Why hasn’t someone made this into a movie!?
Angola is the huge country below the equator on the west coast of Africa. That’s where it all started. …ground zero for the transatlantic slave trade. White missionaries, greed, exploitative trade, tech advances that made exploration by sea possible, a massive need for labor and yes, tribal wars. It was the perfect storm for the greatest crime in human history, the capture, sale, and violent exportation of our ancestors.
Yes, and we know that the first enslaved Africans arrived in America 400 years ago, in 1619. The next part is not as well known.
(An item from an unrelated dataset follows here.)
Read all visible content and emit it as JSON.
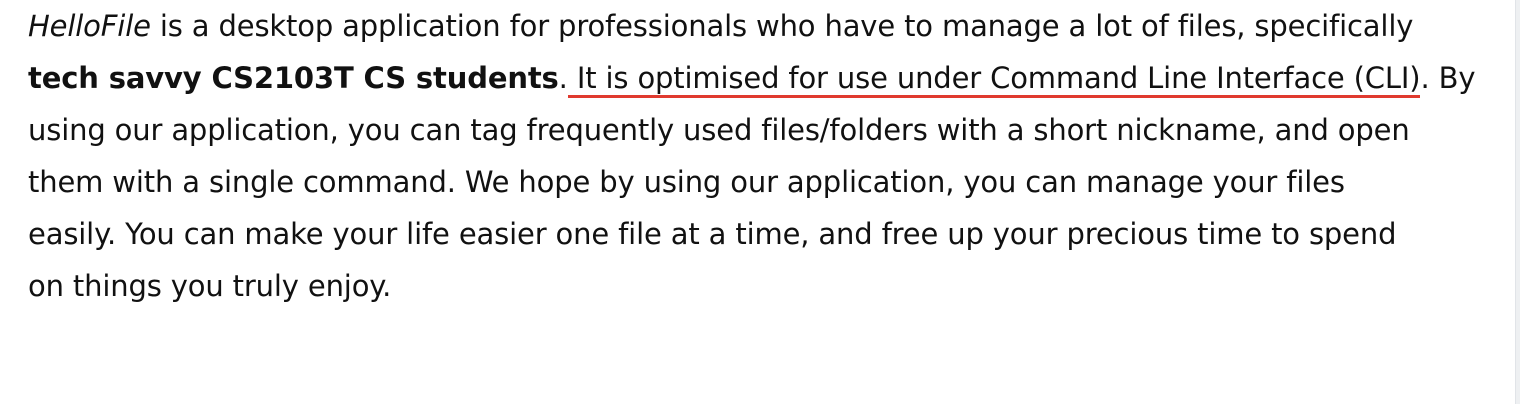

20 or so Africans were the first to walk on American soil. They were survivors. They survived wars on the continent. They survived a 70-mile walk down the Kwanza River. They survived the humiliation of baptism and branding by Catholic traders of enslaved people. They survived the dungeons, the canoe ride to the ships, the months at sea, the sickness, filth, violence, and murder. They survived the day that their Portuguese ship was jacked by British pirates in little-ass boats. They sailed to America and were sold on the shores of Hampton, Virginia.
And one of those survivors was a woman named Angela.
…In Virginia, Angela X lived with Captain Whoever and his wife and two other indentured servants from England. Slavery wasn’t legally codified yet. We know this because, in 2017, something amazing happened. Buried beneath her home in Jamestown, archeologists found four cowrie shells. Evidence of her journey – the most exciting archeological find in decades – or ever – if you ask us.
Today, we honor Angela and every African woman whose names we will never know.
Join us in a conversation about survival and the systematic destruction of Black women that began on the coast of Africa and was fortified through The Virginia Code just 50 years after Angela arrived.
Join the 21 Day Black History Bootcamp at https://bit.ly/blackhistorybootcamp to receive specially curated emails with inspiring words, survival tips, speeches + dedicated songs to listen to for each featured legendary Black woman.
Disclaimer: We do not own the rights to the music played during this broadcast. Original content can be found here:
Celie Shaves Mr./Scarification Ceremony (From “The Color Purple” Soundtrack): https://www.youtube.com/watch?v=JFTvbp-Fjkk
Still I Rise by Maya Angelou: https://www.youtube.com/watch?v=qviM_GnJbOM&feature=youtu.be